This is the latest example of a larger trend in software development: xml-based compilers that allow seperating the authoring language from the deployment platform. Laszlo and mfoundry are two examples of this trend.
The basic idea behind Xamlon is to let hard-core Microsoft developers leverage the ubiquitous flash runtime, rather than waiting ages for LongHorn to get released. This is actually a pretty big deal: for the first time, SWF-based RIA development will be possible using industry-standard programming languages. No offence to Laszlo or Macromedia, but nobody really WANTS to learn a new xml-based declarative programming language. Microsoft makes great developer tools, the problem has always been that the use of those tools locks you into developing only for Microsoft clients (be it OS or browser). Xamlon may solve this problem.
Since Xamlon compiles the SWF file from IL (intermediate language) code, any dot net language (XAML, C#, Visual Basic) can be compiled down into a SWF.
I’m no Microsoft hacker, so I’m not really in a position to evaluate or consider this technology.
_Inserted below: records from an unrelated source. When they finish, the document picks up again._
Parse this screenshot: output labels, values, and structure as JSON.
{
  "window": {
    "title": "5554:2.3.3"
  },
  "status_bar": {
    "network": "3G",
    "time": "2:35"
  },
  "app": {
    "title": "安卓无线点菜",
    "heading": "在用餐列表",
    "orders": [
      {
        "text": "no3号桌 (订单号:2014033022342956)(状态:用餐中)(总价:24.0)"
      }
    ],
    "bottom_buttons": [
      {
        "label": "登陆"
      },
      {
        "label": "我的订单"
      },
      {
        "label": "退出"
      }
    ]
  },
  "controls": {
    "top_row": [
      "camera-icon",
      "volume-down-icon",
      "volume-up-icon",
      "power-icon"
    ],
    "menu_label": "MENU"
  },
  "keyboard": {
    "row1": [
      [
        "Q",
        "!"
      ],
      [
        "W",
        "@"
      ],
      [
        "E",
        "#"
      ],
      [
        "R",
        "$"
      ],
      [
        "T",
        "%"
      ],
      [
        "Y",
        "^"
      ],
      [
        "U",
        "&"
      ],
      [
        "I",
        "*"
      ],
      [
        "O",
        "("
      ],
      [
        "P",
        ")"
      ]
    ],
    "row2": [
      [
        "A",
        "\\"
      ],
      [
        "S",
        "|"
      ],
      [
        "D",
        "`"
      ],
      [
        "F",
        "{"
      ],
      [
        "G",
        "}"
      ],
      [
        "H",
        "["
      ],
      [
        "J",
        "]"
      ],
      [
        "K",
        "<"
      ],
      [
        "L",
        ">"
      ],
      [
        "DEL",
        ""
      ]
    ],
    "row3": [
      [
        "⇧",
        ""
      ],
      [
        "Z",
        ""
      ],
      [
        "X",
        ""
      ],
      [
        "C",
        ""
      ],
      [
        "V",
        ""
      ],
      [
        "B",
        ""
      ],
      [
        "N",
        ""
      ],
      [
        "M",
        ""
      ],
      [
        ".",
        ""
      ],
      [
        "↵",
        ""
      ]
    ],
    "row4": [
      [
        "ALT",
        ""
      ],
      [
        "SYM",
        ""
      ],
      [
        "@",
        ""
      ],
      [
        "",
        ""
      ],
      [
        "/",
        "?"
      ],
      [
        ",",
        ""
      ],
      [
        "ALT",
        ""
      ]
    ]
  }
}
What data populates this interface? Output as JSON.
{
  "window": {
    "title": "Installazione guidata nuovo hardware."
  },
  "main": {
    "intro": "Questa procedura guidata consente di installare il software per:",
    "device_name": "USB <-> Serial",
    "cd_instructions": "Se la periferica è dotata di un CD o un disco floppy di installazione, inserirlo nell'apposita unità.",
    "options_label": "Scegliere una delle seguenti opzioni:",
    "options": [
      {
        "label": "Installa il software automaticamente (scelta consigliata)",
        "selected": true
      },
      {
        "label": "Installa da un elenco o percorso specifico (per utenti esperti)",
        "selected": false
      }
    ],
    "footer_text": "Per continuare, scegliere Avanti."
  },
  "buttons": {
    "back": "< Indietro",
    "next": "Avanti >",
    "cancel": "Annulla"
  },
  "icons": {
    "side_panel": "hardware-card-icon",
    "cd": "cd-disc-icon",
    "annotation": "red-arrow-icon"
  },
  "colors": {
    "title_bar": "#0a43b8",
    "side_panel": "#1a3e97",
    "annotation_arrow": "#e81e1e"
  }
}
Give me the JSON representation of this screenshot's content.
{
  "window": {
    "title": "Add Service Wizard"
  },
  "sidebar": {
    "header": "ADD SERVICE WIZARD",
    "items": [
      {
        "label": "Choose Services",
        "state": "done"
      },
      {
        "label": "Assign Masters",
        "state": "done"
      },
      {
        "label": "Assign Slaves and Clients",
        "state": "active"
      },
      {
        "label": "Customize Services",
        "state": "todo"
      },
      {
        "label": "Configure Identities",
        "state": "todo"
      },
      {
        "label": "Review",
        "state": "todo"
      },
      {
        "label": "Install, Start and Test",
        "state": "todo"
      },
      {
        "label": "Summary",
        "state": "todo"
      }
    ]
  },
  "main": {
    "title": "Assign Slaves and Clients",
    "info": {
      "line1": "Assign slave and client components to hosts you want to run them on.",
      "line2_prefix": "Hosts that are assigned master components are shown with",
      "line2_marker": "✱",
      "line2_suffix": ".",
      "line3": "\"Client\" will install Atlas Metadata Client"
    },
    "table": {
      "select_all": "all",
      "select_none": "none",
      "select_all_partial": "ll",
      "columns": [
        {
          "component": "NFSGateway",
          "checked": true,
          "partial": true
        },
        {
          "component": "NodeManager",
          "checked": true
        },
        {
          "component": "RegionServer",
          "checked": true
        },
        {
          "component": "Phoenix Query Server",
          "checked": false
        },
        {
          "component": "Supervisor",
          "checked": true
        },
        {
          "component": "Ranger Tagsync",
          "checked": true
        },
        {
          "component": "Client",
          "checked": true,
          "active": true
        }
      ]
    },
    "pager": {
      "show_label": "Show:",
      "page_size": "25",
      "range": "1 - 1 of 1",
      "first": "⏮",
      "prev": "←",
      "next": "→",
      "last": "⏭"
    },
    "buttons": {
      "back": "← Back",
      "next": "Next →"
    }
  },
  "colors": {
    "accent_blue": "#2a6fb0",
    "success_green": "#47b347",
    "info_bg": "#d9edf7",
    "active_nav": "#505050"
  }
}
But any RIA developers who are already skilled in Microsoft technologies should at least consider Xamlon.